VICE-PRESIDENT Constantino Chiwenga yesterday rallied warring Zanu PF camps to bury their differences, stemming from the just-ended divisive party primary elections, to avoid a repeat of bhora musango protest votes in the upcoming general elections.
BY OBEY MANAYITI
In his address at the official opening of the two-day Zanu PF reconciliation and healing workshop for the party’s winning and losing candidates in Harare, Chiwenga admitted the chaos that marred the party’s primaries, but cautioned against protest votes.
“On the purpose of this particular workshop, I want to emphasise that it is aimed at uniting our party in preparation for the forthcoming harmonised elections,” he said.
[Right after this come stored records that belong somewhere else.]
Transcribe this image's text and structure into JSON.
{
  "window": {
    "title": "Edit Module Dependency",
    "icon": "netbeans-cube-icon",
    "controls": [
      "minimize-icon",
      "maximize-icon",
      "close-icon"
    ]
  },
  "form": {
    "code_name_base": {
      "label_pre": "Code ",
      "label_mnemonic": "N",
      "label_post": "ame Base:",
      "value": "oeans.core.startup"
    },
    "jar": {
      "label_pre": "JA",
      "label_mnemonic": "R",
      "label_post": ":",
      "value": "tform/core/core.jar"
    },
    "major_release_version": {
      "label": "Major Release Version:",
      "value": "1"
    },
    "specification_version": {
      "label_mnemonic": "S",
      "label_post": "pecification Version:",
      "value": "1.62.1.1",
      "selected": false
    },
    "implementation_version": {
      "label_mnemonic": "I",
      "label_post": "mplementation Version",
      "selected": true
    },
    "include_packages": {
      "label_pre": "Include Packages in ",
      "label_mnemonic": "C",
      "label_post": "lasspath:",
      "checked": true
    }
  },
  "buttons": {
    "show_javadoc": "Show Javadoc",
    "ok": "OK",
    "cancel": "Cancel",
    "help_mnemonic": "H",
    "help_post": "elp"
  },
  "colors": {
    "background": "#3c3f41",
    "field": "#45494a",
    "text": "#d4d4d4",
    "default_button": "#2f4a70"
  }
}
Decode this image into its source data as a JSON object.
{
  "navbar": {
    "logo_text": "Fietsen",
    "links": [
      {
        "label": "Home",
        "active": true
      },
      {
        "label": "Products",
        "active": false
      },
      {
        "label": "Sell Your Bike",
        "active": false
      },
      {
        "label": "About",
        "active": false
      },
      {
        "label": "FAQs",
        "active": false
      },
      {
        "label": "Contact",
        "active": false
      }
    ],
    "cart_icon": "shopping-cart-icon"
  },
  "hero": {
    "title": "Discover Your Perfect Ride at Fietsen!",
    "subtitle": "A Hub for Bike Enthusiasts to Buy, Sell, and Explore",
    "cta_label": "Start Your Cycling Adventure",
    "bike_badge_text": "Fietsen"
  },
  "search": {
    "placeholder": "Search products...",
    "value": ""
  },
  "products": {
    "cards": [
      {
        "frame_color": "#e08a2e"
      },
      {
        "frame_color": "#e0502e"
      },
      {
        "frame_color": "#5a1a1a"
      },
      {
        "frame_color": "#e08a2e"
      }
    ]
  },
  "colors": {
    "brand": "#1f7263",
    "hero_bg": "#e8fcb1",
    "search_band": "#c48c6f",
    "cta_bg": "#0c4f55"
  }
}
“Accordingly, I call upon all of you to put your differences aside as dedicated party cadres and focus on campaigning rigorously to ensure that we win the harmonised elections resoundingly.
“Following the last leg of re-runs, the commissariat department proposed a deliberate programme to ensure that the party emerged stronger and united ahead of the harmonised elections.
“The programme, whose thrust is to preach the gospel of unity and reconciliation to the winning and losing candidates, was spearheaded against the backdrop of the need to tackle the bhora musango mantra particularly from the losing candidates.”
The workshop was organised after several aggrieved aspiring party candidates and their supporters stormed the Zanu PF headquarters to protest against alleged rigging, imposition of candidates and the general chaos that characterised the primary elections held last month.
The angry party members were baying for Zanu PF political commissar, Engelbert Rugeje’s head, claiming he engineered the chaos in order to rig the polls in favour of his preferred candidates.
In some constituencies, the party had to organise re-runs, as members threatened to rally behind opposition candidates, including dumping Zanu PF presidential candidate Emmerson Mnangagwa.
Last week, police had to use force to quell a demonstration at the party headquarters in Harare where hundreds of supporters threatened to dump imposed candidates and vote for either the opposition or independent candidates.
Chiwenga yesterday conceded that there were problems with the manner in which primaries were held, but described these as a learning curve.
“To be honest with ourselves, we have to acknowledge that the entire process was a learning curve, hence, challenges were encountered in both the cell verification and the primary elections,” he said.
Delegates reiterated the need to avoid bhora musango campaign and save the party from an embarrassing defeat at the hands of the opposition, although many reiterated their displeasure at the party’s candidates.
Bhora musango rocked Zanu PF in the 2008 elections when party members dumped their presidential candidate, Robert Mugabe and voted for the opposition, resulting in an embarrassing loss for the ruling party.
However, the results of the elections were withheld for six long weeks by the stunned Zanu PF regime, amid widespread allegations of ballot tampering and fraud.
In the ensuing 2008 presidential run-off, Zanu PF militia went on an orgy of violence in which hundreds of MDC supporters were killed, forcing the late MDC-T leader, Morgan Tsvangirai to withdraw from the race and Mugabe declared himself winner after a widely-condemned one-man race.
Mnangagwa will address the workshop today.